In 1975, Franco died, leaving King Juan Carlos as his successor. The King immediately ended Spain’s fascist state and instituted parliamentary and democratic rule, which emphasized regionalism and cultural plurality once again. Catalan autonomy was restored in 1979, and the Generalitat of Catalunya governed all domestic areas except education, healthcare, and justice, sharing that power with the central Spanish government. Catalunya also sought to create its own police force, rejecting the central government’s Civil Guard and National Police forces, which had inflicted great brutality on the Catalans during the Franco years.

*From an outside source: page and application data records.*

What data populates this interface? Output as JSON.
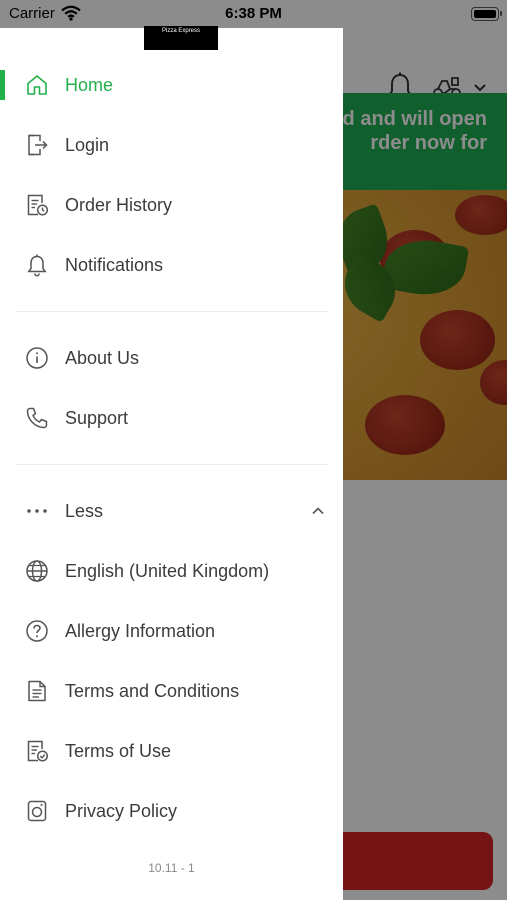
{
  "status_bar": {
    "carrier": "Carrier",
    "time": "6:38 PM"
  },
  "background": {
    "banner_line_1": "ed and will open",
    "banner_line_2": "rder now for"
  },
  "drawer": {
    "logo_text": "Pizza Express",
    "active_item": "Home",
    "accent_color": "#22b04b",
    "section_main": [
      {
        "label": "Home",
        "icon": "home-icon"
      },
      {
        "label": "Login",
        "icon": "login-icon"
      },
      {
        "label": "Order History",
        "icon": "order-history-icon"
      },
      {
        "label": "Notifications",
        "icon": "bell-icon"
      }
    ],
    "section_info": [
      {
        "label": "About Us",
        "icon": "info-icon"
      },
      {
        "label": "Support",
        "icon": "phone-icon"
      }
    ],
    "section_more": {
      "toggle_label": "Less",
      "items": [
        {
          "label": "English (United Kingdom)",
          "icon": "globe-icon"
        },
        {
          "label": "Allergy Information",
          "icon": "question-icon"
        },
        {
          "label": "Terms and Conditions",
          "icon": "document-icon"
        },
        {
          "label": "Terms of Use",
          "icon": "document-check-icon"
        },
        {
          "label": "Privacy Policy",
          "icon": "privacy-icon"
        }
      ]
    },
    "version": "10.11 - 1"
  }
}
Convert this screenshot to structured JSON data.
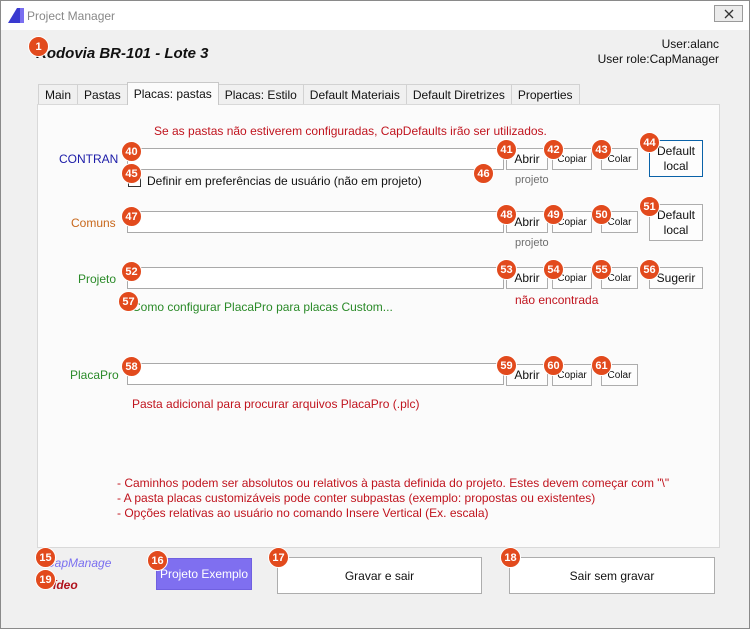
{
  "window": {
    "title": "Project Manager"
  },
  "header": {
    "project_title": "Rodovia BR-101 - Lote 3",
    "user": "User:alanc",
    "user_role": "User role:CapManager"
  },
  "tabs": [
    {
      "label": "Main"
    },
    {
      "label": "Pastas"
    },
    {
      "label": "Placas: pastas"
    },
    {
      "label": "Placas: Estilo"
    },
    {
      "label": "Default Materiais"
    },
    {
      "label": "Default Diretrizes"
    },
    {
      "label": "Properties"
    }
  ],
  "panel": {
    "warning": "Se as pastas não estiverem configuradas, CapDefaults irão ser utilizados.",
    "contran": {
      "label": "CONTRAN",
      "value": "",
      "open": "Abrir",
      "copy": "Copiar",
      "paste": "Colar",
      "default": "Default local",
      "status": "projeto",
      "checkbox_label": "Definir em preferências de usuário (não em projeto)"
    },
    "comuns": {
      "label": "Comuns",
      "value": "",
      "open": "Abrir",
      "copy": "Copiar",
      "paste": "Colar",
      "default": "Default local",
      "status": "projeto"
    },
    "projeto": {
      "label": "Projeto",
      "value": "",
      "open": "Abrir",
      "copy": "Copiar",
      "paste": "Colar",
      "suggest": "Sugerir",
      "status": "não encontrada",
      "link": "Como configurar PlacaPro para placas Custom..."
    },
    "placapro": {
      "label": "PlacaPro",
      "value": "",
      "open": "Abrir",
      "copy": "Copiar",
      "paste": "Colar",
      "note": "Pasta adicional para procurar arquivos PlacaPro (.plc)"
    },
    "notes": [
      "- Caminhos podem ser absolutos ou relativos à pasta definida do projeto. Estes devem começar com \"\\\"",
      "- A pasta placas customizáveis pode conter subpastas (exemplo: propostas ou existentes)",
      "- Opções relativas ao usuário no comando Insere Vertical (Ex. escala)"
    ]
  },
  "footer": {
    "brand_top": "CapManage",
    "brand_bottom": "Vídeo",
    "example_project": "Projeto Exemplo",
    "save_exit": "Gravar e sair",
    "exit_no_save": "Sair sem gravar"
  },
  "badges": {
    "b1": "1",
    "b15": "15",
    "b16": "16",
    "b17": "17",
    "b18": "18",
    "b19": "19",
    "b40": "40",
    "b41": "41",
    "b42": "42",
    "b43": "43",
    "b44": "44",
    "b45": "45",
    "b46": "46",
    "b47": "47",
    "b48": "48",
    "b49": "49",
    "b50": "50",
    "b51": "51",
    "b52": "52",
    "b53": "53",
    "b54": "54",
    "b55": "55",
    "b56": "56",
    "b57": "57",
    "b58": "58",
    "b59": "59",
    "b60": "60",
    "b61": "61"
  },
  "colors": {
    "badge": "#e24a1d",
    "accent_button": "#7f6ff0",
    "warning_text": "#c0141e",
    "label_contran": "#1b1ba8",
    "label_comuns": "#c8681c",
    "label_green": "#2a8a28"
  }
}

Catalunya’s economy and international prestige grew at this time, resulting in their hosting the Olympics in 1992 in Barcelona, as well as a variety of other global meetings. In 2006, Catalunya passed another statute by popular referendum that granted it even greater self-rule and cultural differentiation from Spain, perhaps the most important of which had to do with finance. In 2010, following Spain’s slide into economic decline in the global recession, the conservative central government had the constitutional court overturn the statute of 2006, creating outrage amongst the populace.

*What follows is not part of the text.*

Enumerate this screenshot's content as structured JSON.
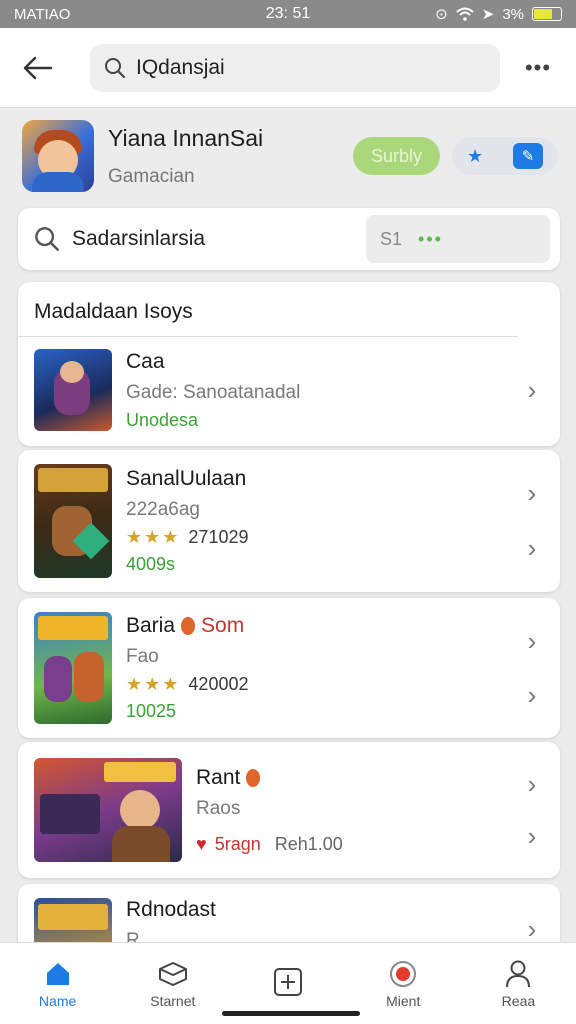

8. Spain in the EU
In 1986 Spain and its autonomous regions became members of the European Union (EU), which granted them the benefits of their inclusion in the larger European Community and access to a joint currency, open borders among member states, the protection of a united military front, and an internal free market. While states are sovereign in the EU, all member states agree to support one another financially, politically, and militarily.

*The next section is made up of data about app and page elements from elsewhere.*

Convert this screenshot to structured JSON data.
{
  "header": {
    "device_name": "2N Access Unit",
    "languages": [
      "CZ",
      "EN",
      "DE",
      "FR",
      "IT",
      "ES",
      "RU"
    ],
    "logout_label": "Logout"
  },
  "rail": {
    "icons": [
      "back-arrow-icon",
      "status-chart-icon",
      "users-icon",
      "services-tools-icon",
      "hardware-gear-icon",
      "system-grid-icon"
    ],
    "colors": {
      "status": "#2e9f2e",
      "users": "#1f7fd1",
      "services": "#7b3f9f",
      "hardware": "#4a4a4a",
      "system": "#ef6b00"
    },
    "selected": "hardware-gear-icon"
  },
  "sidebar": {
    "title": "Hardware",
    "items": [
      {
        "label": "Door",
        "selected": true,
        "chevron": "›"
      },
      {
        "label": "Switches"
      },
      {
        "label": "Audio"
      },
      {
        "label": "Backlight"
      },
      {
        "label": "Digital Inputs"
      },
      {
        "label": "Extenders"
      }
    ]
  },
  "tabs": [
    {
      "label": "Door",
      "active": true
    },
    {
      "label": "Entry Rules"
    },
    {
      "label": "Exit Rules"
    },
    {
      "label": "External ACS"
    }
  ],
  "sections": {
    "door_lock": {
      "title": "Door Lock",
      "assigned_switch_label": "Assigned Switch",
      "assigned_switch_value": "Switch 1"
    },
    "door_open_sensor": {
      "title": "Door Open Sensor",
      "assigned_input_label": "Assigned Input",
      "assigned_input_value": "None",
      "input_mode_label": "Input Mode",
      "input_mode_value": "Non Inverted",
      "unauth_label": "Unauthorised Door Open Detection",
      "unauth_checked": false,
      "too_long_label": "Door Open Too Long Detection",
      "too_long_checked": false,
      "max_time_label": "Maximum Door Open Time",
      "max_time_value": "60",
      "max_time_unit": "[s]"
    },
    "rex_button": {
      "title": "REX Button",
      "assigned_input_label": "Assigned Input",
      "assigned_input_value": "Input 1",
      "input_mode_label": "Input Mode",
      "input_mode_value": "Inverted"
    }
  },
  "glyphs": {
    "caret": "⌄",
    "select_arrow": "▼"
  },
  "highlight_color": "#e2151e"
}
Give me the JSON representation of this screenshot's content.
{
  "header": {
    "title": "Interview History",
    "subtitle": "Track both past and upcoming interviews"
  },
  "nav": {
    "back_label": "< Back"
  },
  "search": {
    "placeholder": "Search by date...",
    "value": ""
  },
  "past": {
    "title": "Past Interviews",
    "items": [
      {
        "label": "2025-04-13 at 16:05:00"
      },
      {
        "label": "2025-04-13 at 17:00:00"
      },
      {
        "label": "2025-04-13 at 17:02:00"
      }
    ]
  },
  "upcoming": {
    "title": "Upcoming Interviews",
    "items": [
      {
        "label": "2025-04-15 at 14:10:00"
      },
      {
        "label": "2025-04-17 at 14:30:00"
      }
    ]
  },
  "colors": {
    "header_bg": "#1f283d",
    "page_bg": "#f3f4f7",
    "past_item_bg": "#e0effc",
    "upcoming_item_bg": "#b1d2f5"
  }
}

However, the EU became destabilized by the global financial market crash of 2008, when the economies of Spain and a number of other member states crashed due to the collapse of a housing bubble. Spain was unable to regain a command of the economy until 2012, requiring a bailout from the EU’s financial assistance program to member companies. The austerity program enacted to combat the crash affected Catalunya more than any of the other regions as they experienced the sharpest budget cuts.
9. Violence in the Streets
After the 2006 Statute of Autonomy was overturned by the Spanish courts in 2010, over 550 municipalities around the region of Catalunya held referendums for the independence of the region, with about 30% of the population voting, and a high percentage of votes for independence. In 2013 the parliament adopted a sovereignty clause, declaring that they had the right to decide if they wanted to be independent or not. Again in 2014, 42% percent of the population voted, with 81% of them in favor of Catalunya becoming an independent state within the EU.
In 2015 the parliament again announced plans to hold a (binding) resolution for independence. While the Spanish courts deemed this act illegal, the referendum was held on October 1, 2017, even though the Spanish government had ordered the police to confiscate ballots and close the polls. Spanish efforts to keep people from voting resulted in the heavily publicized and denounced violence of Spanish national police forces against voters in a few municipalities. This referendum showed a 90% vote in favor of declaring independence, with a turnout of 43%—although Catalan nationalists point to the closure of polls and the threat of police violence as a limiting factor in voter turnout.
10. Uncertainty about the Future
On October 27, 2017, Catalunya’s Assembly voted in favor of independence, without any support from the EU, other international allies, or the Spanish government. The Spanish Senate immediately invoked their constitutional right to seize a rebelling region and impose central rule, dissolving the Catalan parliament and dismissing the rest of their government.
As of November 18, 2017, the regional government leaders have fled into EU custody and will likely stand trial in Madrid for rebellion. Demonstrators have participated in a general strike. Meanwhile there is growing concern that economic interests will not remain in an independent Catalunya, given the EU’s rejection of their movement. At this time, there is an election planned by the central Spanish government to create a new regional government in Catalunya on December 21, 2017. There is no clear outcome to these elections, and the region remains caught between independence and centralization.